:: Exercise requirements ::
Where a line holds the word "Cores", copy that line from the data below.

:: Entries supplied ::

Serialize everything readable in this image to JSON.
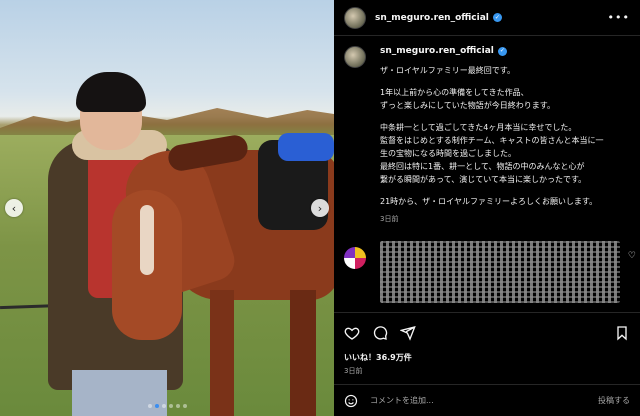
{
  "post": {
    "username": "sn_meguro.ren_official",
    "caption_lines": [
      "ザ・ロイヤルファミリー最終回です。",
      "1年以上前から心の準備をしてきた作品、\nずっと楽しみにしていた物語が今日終わります。",
      "中条耕一として過ごしてきた4ヶ月本当に幸せでした。\n監督をはじめとする制作チーム、キャストの皆さんと本当に一\n生の宝物になる時間を過ごしました。\n最終回は特に1番、耕一として、物語の中のみんなと心が\n繋がる瞬間があって、演じていて本当に楽しかったです。",
      "21時から、ザ・ロイヤルファミリーよろしくお願いします。"
    ],
    "caption_time": "3日前",
    "likes": "いいね！36.9万件",
    "post_time": "3日前"
  },
  "comment_box": {
    "placeholder": "コメントを追加...",
    "post_label": "投稿する"
  },
  "icons": {
    "verified": "verified-badge-icon",
    "more": "more-options-icon",
    "like": "heart-icon",
    "comment": "comment-icon",
    "share": "share-icon",
    "save": "bookmark-icon",
    "emoji": "emoji-icon",
    "prev": "chevron-left-icon",
    "next": "chevron-right-icon"
  },
  "colors": {
    "background": "#000000",
    "text": "#f5f5f5",
    "muted": "#a8a8a8",
    "verified": "#3897f0",
    "carousel_active_dot": "#3b8ef0"
  },
  "carousel": {
    "count": 6,
    "active": 1
  }
}
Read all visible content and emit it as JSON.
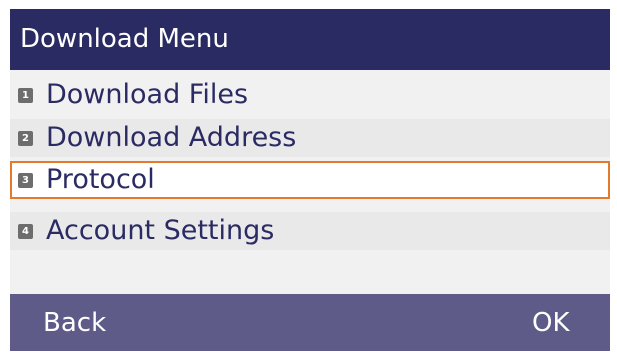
{
  "header": {
    "title": "Download Menu"
  },
  "menu": {
    "items": [
      {
        "number": "1",
        "label": "Download Files"
      },
      {
        "number": "2",
        "label": "Download Address"
      },
      {
        "number": "3",
        "label": "Protocol",
        "selected": true
      },
      {
        "number": "4",
        "label": "Account Settings"
      }
    ]
  },
  "softkeys": {
    "left": "Back",
    "right": "OK"
  },
  "colors": {
    "header": "#2b2b63",
    "softkey_bar": "#5e5b88",
    "selection_border": "#e37a2c"
  }
}
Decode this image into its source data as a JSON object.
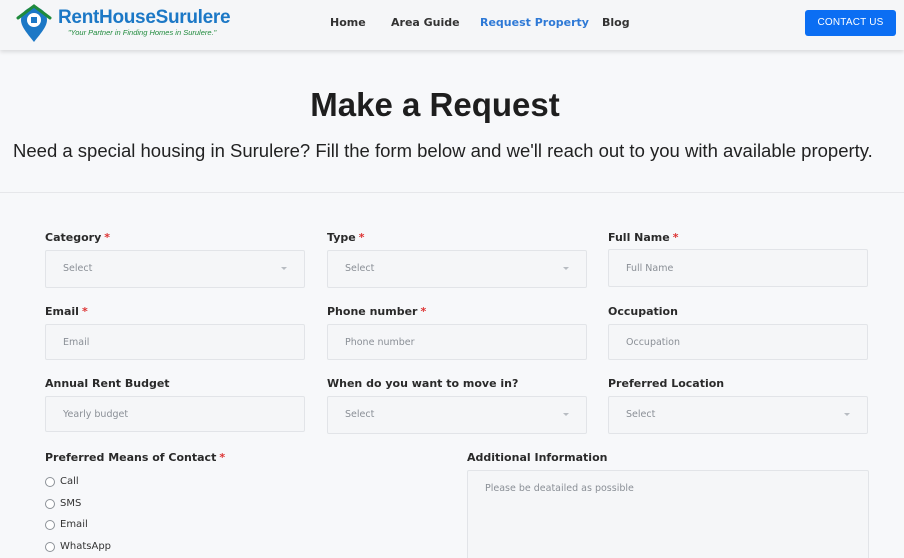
{
  "brand": {
    "name": "RentHouseSurulere",
    "tagline": "\"Your Partner in Finding Homes in Surulere.\""
  },
  "nav": {
    "items": [
      {
        "label": "Home"
      },
      {
        "label": "Area Guide"
      },
      {
        "label": "Request Property",
        "active": true
      },
      {
        "label": "Blog"
      }
    ],
    "contact_label": "CONTACT US"
  },
  "hero": {
    "title": "Make a Request",
    "subtitle": "Need a special housing in Surulere? Fill the form below and we'll reach out to you with available property."
  },
  "form": {
    "category": {
      "label": "Category",
      "required": "*",
      "value": "Select"
    },
    "type": {
      "label": "Type",
      "required": "*",
      "value": "Select"
    },
    "full_name": {
      "label": "Full Name",
      "required": "*",
      "placeholder": "Full Name"
    },
    "email": {
      "label": "Email",
      "required": "*",
      "placeholder": "Email"
    },
    "phone": {
      "label": "Phone number",
      "required": "*",
      "placeholder": "Phone number"
    },
    "occupation": {
      "label": "Occupation",
      "placeholder": "Occupation"
    },
    "budget": {
      "label": "Annual Rent Budget",
      "placeholder": "Yearly budget"
    },
    "move_in": {
      "label": "When do you want to move in?",
      "value": "Select"
    },
    "location": {
      "label": "Preferred Location",
      "value": "Select"
    },
    "contact_means": {
      "label": "Preferred Means of Contact",
      "required": "*",
      "options": [
        "Call",
        "SMS",
        "Email",
        "WhatsApp"
      ]
    },
    "additional": {
      "label": "Additional Information",
      "placeholder": "Please be deatailed as possible"
    }
  },
  "colors": {
    "primary": "#0b6ef3",
    "nav_active": "#2e79d6",
    "brand_blue": "#1c78c6",
    "brand_green": "#1f8a3c",
    "required": "#dd3333"
  }
}
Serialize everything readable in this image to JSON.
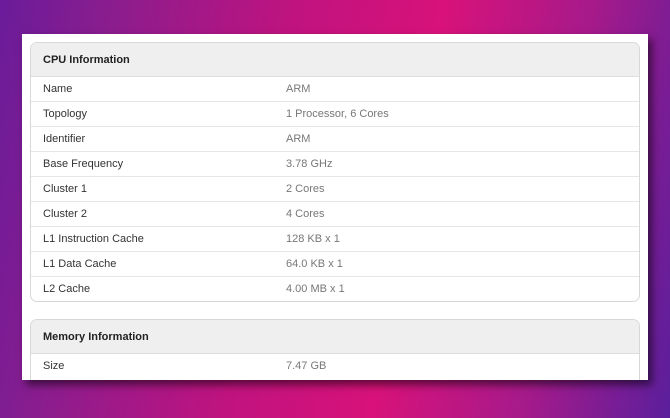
{
  "cpu": {
    "title": "CPU Information",
    "rows": [
      {
        "label": "Name",
        "value": "ARM"
      },
      {
        "label": "Topology",
        "value": "1 Processor, 6 Cores"
      },
      {
        "label": "Identifier",
        "value": "ARM"
      },
      {
        "label": "Base Frequency",
        "value": "3.78 GHz"
      },
      {
        "label": "Cluster 1",
        "value": "2 Cores"
      },
      {
        "label": "Cluster 2",
        "value": "4 Cores"
      },
      {
        "label": "L1 Instruction Cache",
        "value": "128 KB x 1"
      },
      {
        "label": "L1 Data Cache",
        "value": "64.0 KB x 1"
      },
      {
        "label": "L2 Cache",
        "value": "4.00 MB x 1"
      }
    ]
  },
  "memory": {
    "title": "Memory Information",
    "rows": [
      {
        "label": "Size",
        "value": "7.47 GB"
      }
    ]
  },
  "colors": {
    "background_gradient": [
      "#6a1c9a",
      "#d8127a",
      "#5b1f9c"
    ],
    "header_bg": "#efefef",
    "label_text": "#333333",
    "value_text": "#777777"
  }
}
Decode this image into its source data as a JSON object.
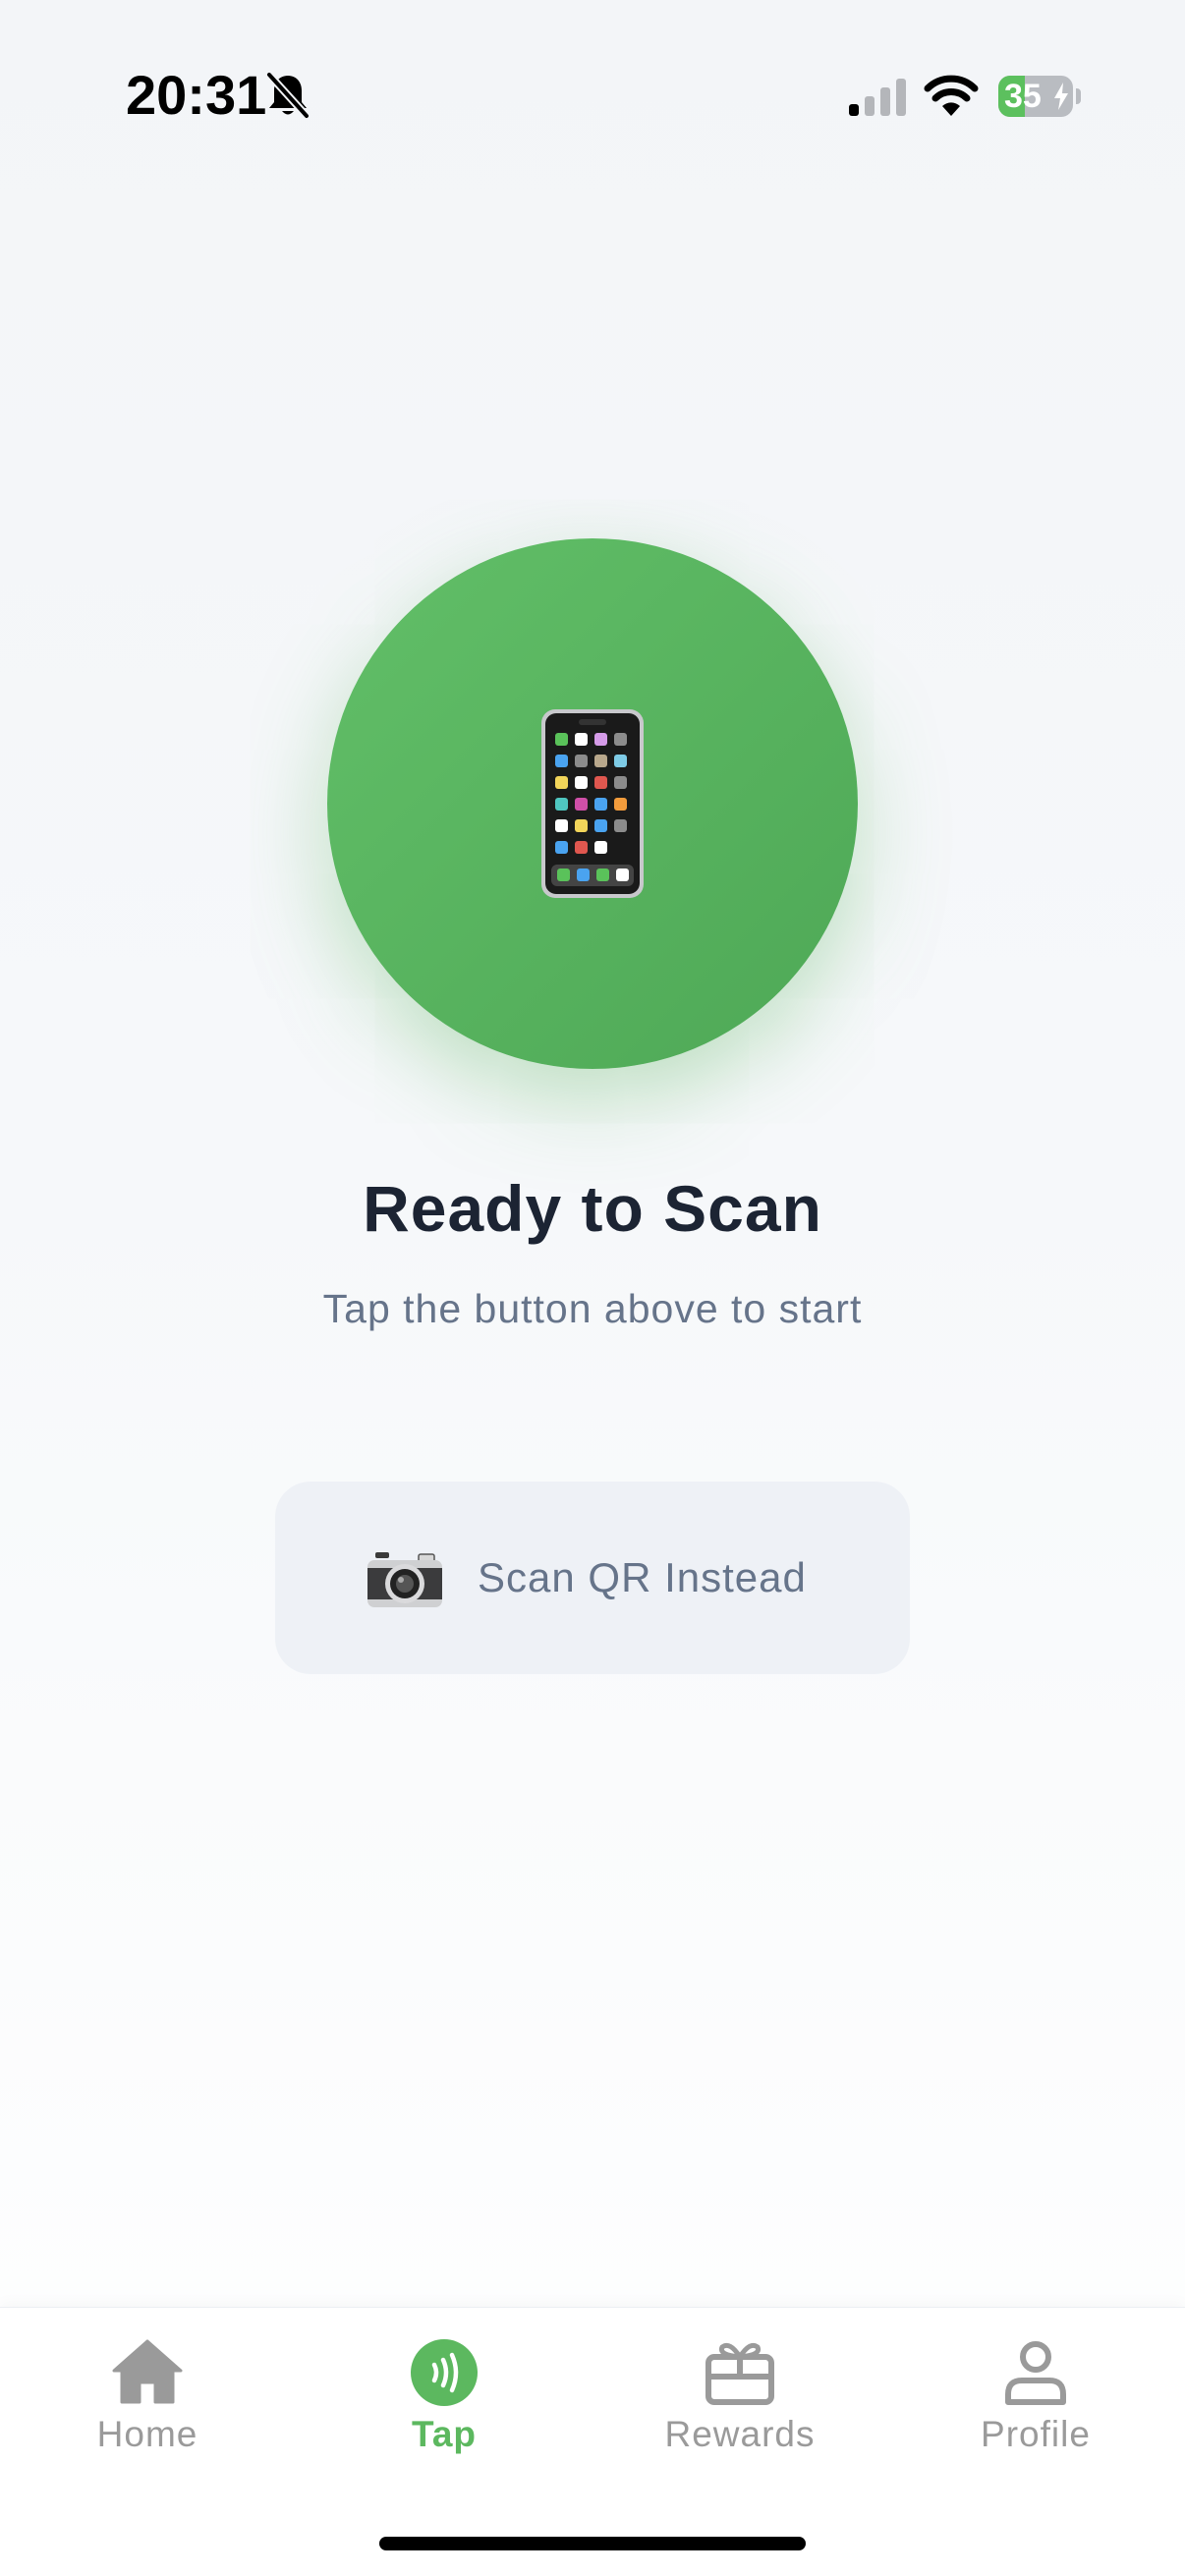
{
  "status_bar": {
    "time": "20:31",
    "battery_level": "35",
    "battery_fraction": 0.35,
    "icons": [
      "bell-slash-icon",
      "cellular-signal-icon",
      "wifi-icon",
      "battery-charging-icon"
    ]
  },
  "main": {
    "tap_button_icon": "mobile-phone-icon",
    "title": "Ready to Scan",
    "subtitle": "Tap the button above to start",
    "scan_qr_button": {
      "icon": "camera-icon",
      "label": "Scan QR Instead"
    }
  },
  "tab_bar": {
    "tabs": [
      {
        "label": "Home",
        "icon": "house-icon",
        "active": false
      },
      {
        "label": "Tap",
        "icon": "contactless-icon",
        "active": true
      },
      {
        "label": "Rewards",
        "icon": "gift-icon",
        "active": false
      },
      {
        "label": "Profile",
        "icon": "person-icon",
        "active": false
      }
    ]
  },
  "colors": {
    "accent_green": "#5cb85f",
    "title_text": "#1c2433",
    "muted_text": "#66748a",
    "inactive_tab": "#9a9a9a"
  }
}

:: The completed task ::
        "value": "1 Processor, 6 Cores"
        "value": "2 Cores"
        "value": "4 Cores"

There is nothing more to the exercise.